Back in June I gave a presentation at the 4th International Plagiarism Conference on using Turnitin with large classes to support student writing. The full paper and the powerpoint presentation are now available on the conference website.
The paper describes a pilot study in 2008-2009 involving 3 case studies with large undergraduate student groups, from 120 to 600 students, and addresses the use of Turnitin to support student writing and offer formative feedback, rather than focus purely on plagiarism detection.
Using Turnitin with such large student groups (in 2009-2010 we successfully used it with a class of 950 students) really requires that Turnitin be integrated into the VLE, allowing the students self-submit their work. At NUI Galway, we are using Blackboard, which in turn is integrated with our student records system, thus reducing the administrative overload for staff.
We found that Turnitin can be used to support academic staff in their teaching and assessment. Some of the initial motivation for using Turnitin was that staff were concerned about perceived levels of cut-and-paste plagiarism and collusion within the student groups. With multiple tutorial groups and large numbers of postgraduate tutors, this can be difficult to manage across large cohorts of students. The case studies found that, using Turnitin, tutors were able to identify problems with referencing, to support plagiarism detection, to identify excellent work, and to raise issues generally around student writing. For course co-ordinators there was better visibility into the student group as a whole.
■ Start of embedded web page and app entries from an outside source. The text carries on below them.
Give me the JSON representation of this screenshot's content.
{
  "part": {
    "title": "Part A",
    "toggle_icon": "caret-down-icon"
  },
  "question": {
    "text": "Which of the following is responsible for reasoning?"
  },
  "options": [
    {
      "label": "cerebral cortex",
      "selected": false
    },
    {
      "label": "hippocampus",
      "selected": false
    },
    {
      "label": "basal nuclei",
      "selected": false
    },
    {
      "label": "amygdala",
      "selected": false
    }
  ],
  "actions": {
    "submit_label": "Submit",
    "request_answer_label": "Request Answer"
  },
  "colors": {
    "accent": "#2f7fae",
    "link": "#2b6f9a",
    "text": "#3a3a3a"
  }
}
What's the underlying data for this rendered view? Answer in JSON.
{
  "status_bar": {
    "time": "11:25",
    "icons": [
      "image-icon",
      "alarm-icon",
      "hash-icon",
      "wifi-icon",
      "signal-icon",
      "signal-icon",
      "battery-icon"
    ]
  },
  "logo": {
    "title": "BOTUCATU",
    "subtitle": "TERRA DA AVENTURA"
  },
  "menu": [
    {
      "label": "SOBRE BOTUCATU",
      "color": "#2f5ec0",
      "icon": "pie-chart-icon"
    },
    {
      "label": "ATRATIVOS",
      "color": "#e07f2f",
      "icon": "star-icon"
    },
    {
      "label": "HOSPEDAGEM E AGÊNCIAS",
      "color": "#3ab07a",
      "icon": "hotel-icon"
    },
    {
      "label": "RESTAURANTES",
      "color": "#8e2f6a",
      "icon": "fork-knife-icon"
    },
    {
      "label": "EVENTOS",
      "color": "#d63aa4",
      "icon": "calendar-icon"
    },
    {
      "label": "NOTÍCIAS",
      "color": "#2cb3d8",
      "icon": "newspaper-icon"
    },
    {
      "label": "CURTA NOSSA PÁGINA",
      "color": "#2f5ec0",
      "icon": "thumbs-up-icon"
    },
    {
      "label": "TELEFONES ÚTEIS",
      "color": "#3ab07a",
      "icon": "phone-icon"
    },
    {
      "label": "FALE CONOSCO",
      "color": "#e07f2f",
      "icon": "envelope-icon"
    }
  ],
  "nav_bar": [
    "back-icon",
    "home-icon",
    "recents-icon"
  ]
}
In one (first year) student group, where students were given access to their originality reports for draft submissions and could use them to improve the final versions of submitted work, Turnitin was found to be particularly useful to highlight the importance of originality, and as a way of helping students understand what is expected of them at University level.
The role of the teaching team in each of the case studies was vital to the success of the intervention. Each case-study was academic-driven, brought into the classroom as part of the assessment practice, and not treated as an add-on to teach literacy skills. In each case, teaching teams were brought together to agree a consistent approach to dealing with academic integrity within the discipline. In this way academic honesty became a shared value across the teaching team, giving a consistent message to students.
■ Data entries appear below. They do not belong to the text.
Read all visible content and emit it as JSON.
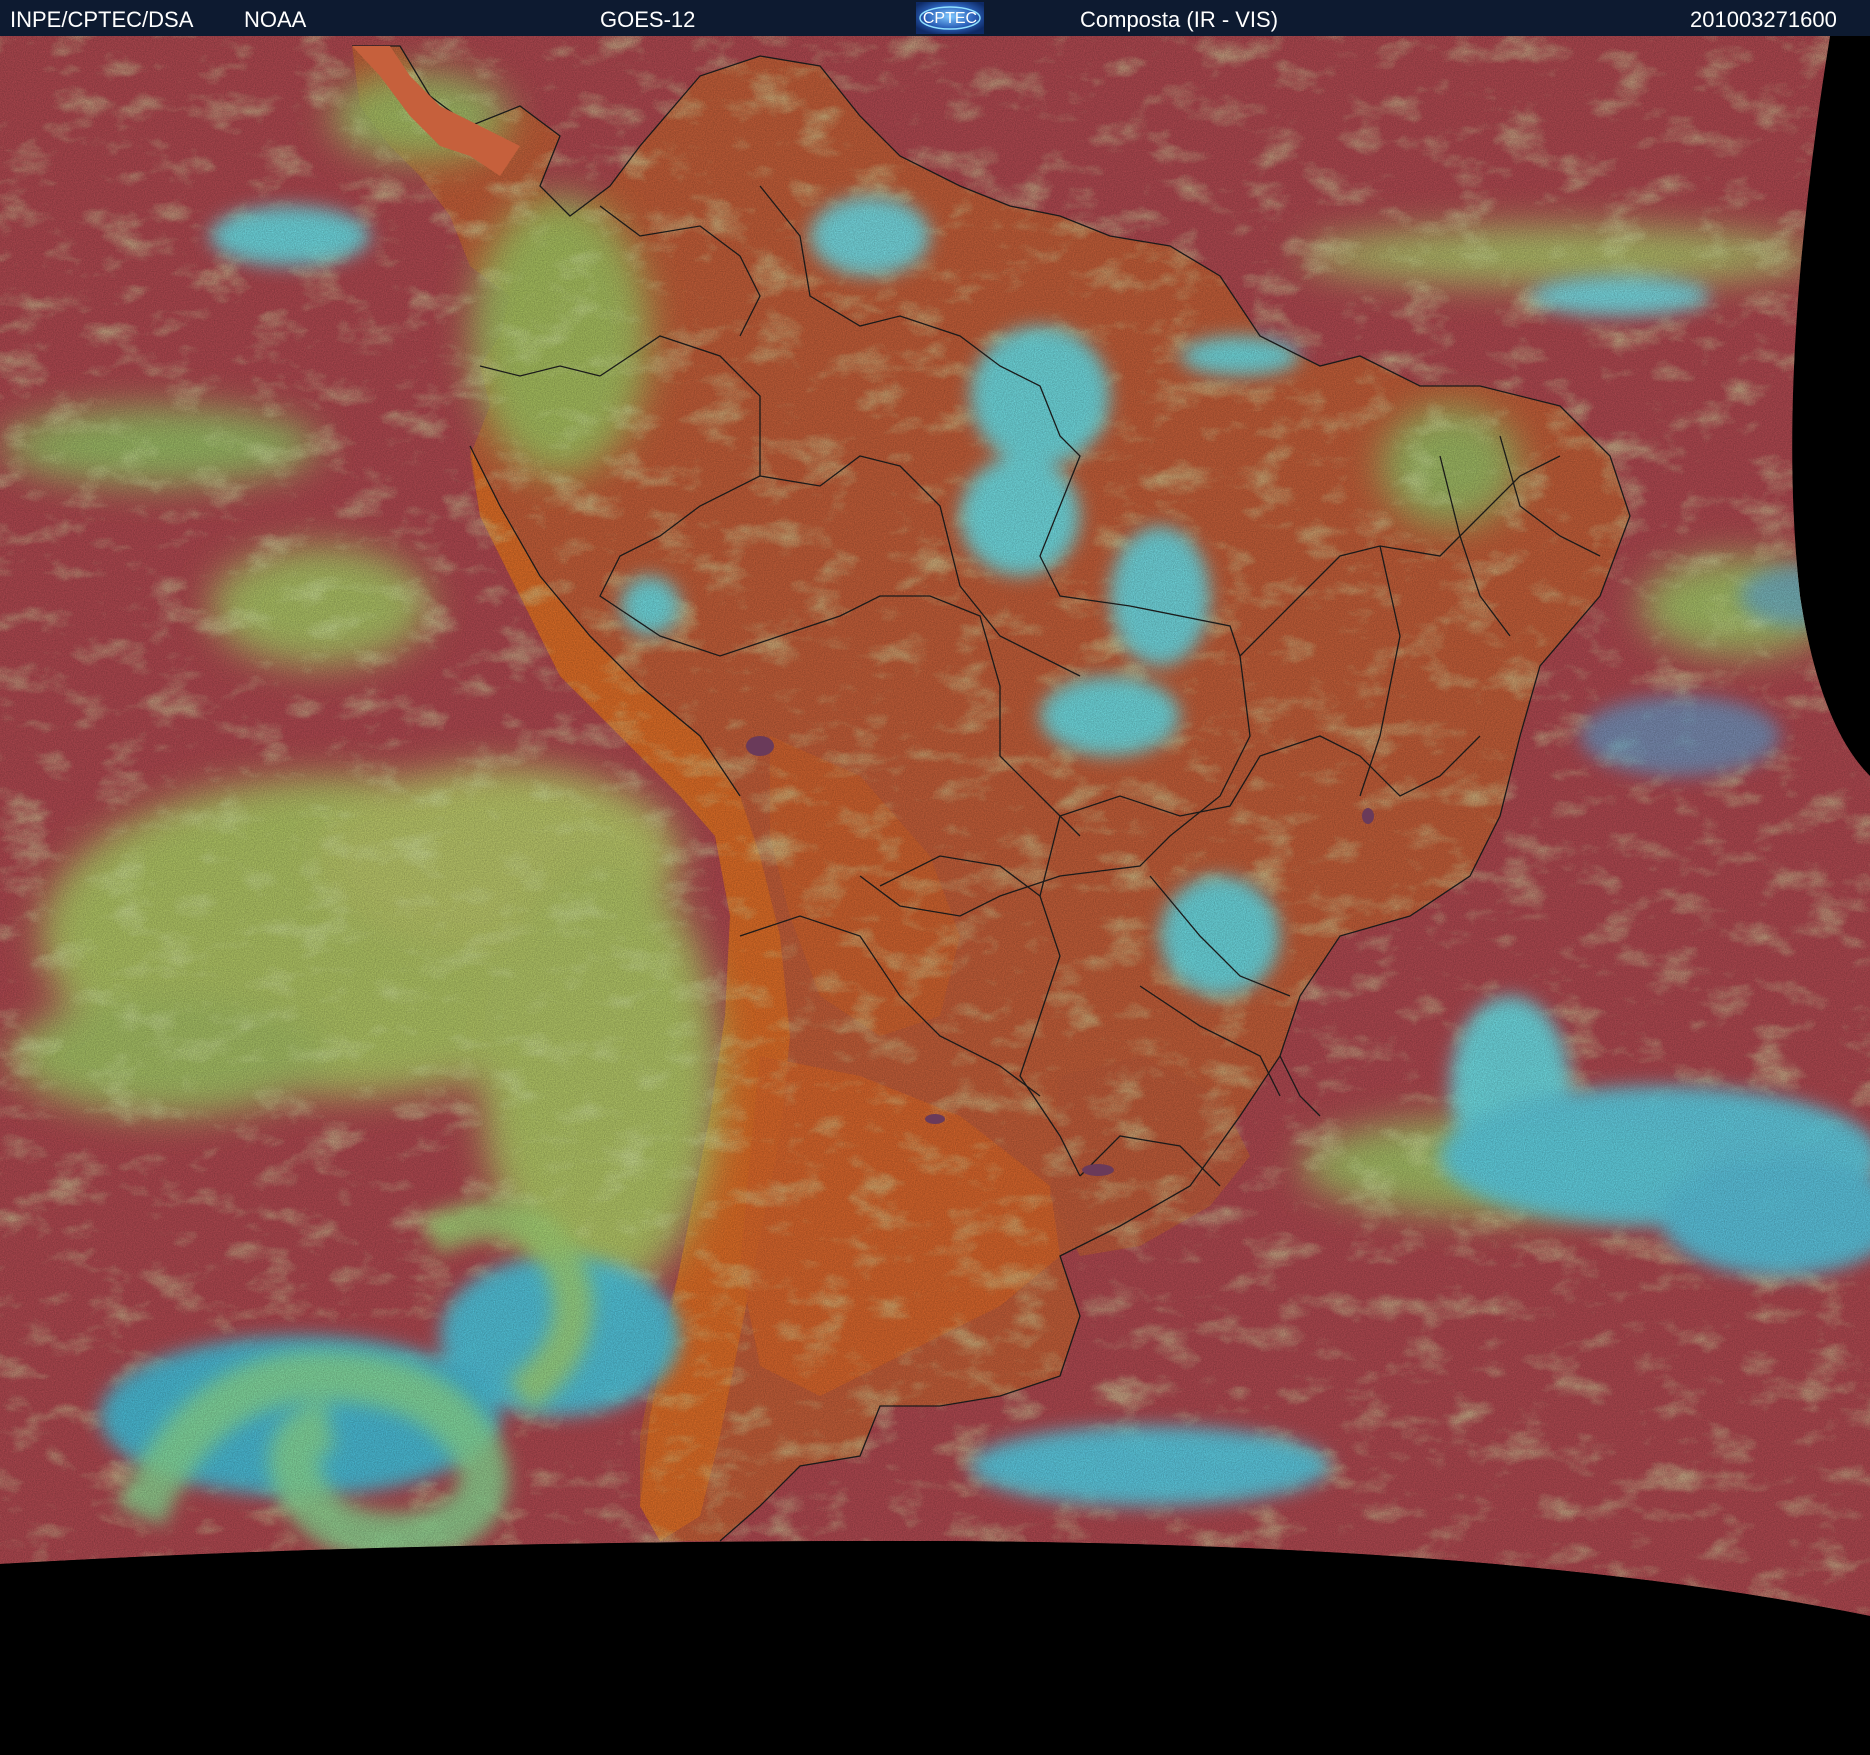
{
  "header": {
    "institution": "INPE/CPTEC/DSA",
    "agency": "NOAA",
    "satellite": "GOES-12",
    "logo_text": "CPTEC",
    "product": "Composta (IR - VIS)",
    "timestamp": "201003271600"
  },
  "colors": {
    "header_background": "#0d1a30",
    "header_text": "#ffffff",
    "ocean_clear": "#b44a52",
    "land_clear": "#c8603a",
    "andes_desert": "#e47028",
    "low_cloud": "#b6d86a",
    "high_cloud": "#6ee6ee",
    "space": "#000000",
    "borders": "#1a1a1a"
  },
  "map": {
    "description_icon": "satellite-composite-map",
    "region": "South America"
  }
}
We found that the best results followed where Turnitin was not being used purely for plagiarism detection. In fact, contrary to our initial expectations, there was little evidence to suggest that its use was a successful deterrent. Rather, it supported the discourse around good writing skills and gave an opportunity to raise awareness of academic writing within the classroom.
I am now interviewing academic staff who used Turnitin in 2009-2010, in the second year of the study. Some of these were involved in the original case studies, and it is interesting to get their perspectives after a second year.
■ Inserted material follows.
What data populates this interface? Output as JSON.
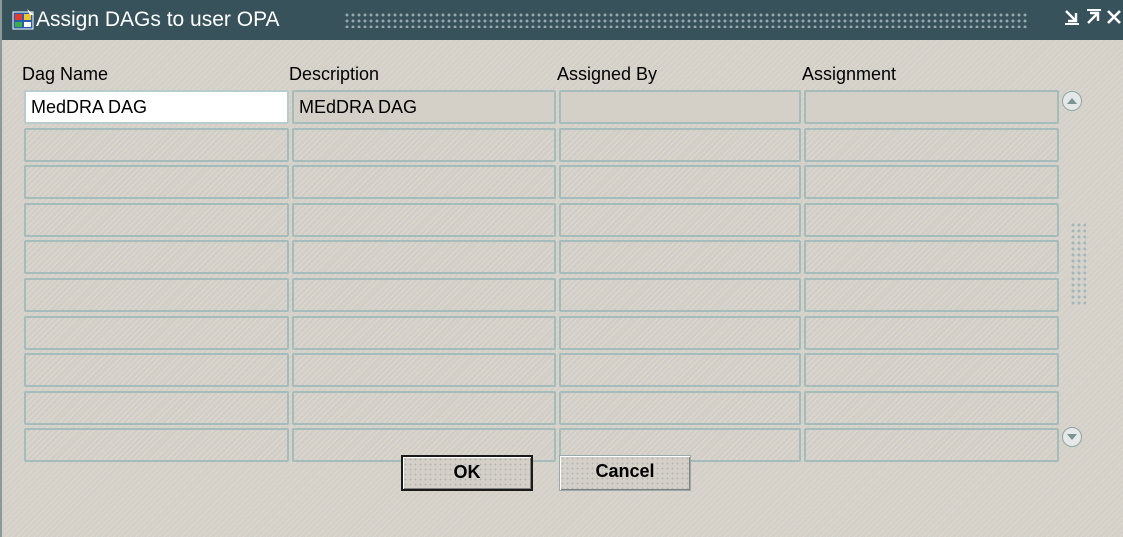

I'm hoping to update the case studies and also describe how Grademark has been used within the discipline of English to facilitate online grading of student work. Cath Ellis has written a very good post of her experiences with Grademark. Her observations certainly match with our experiences here.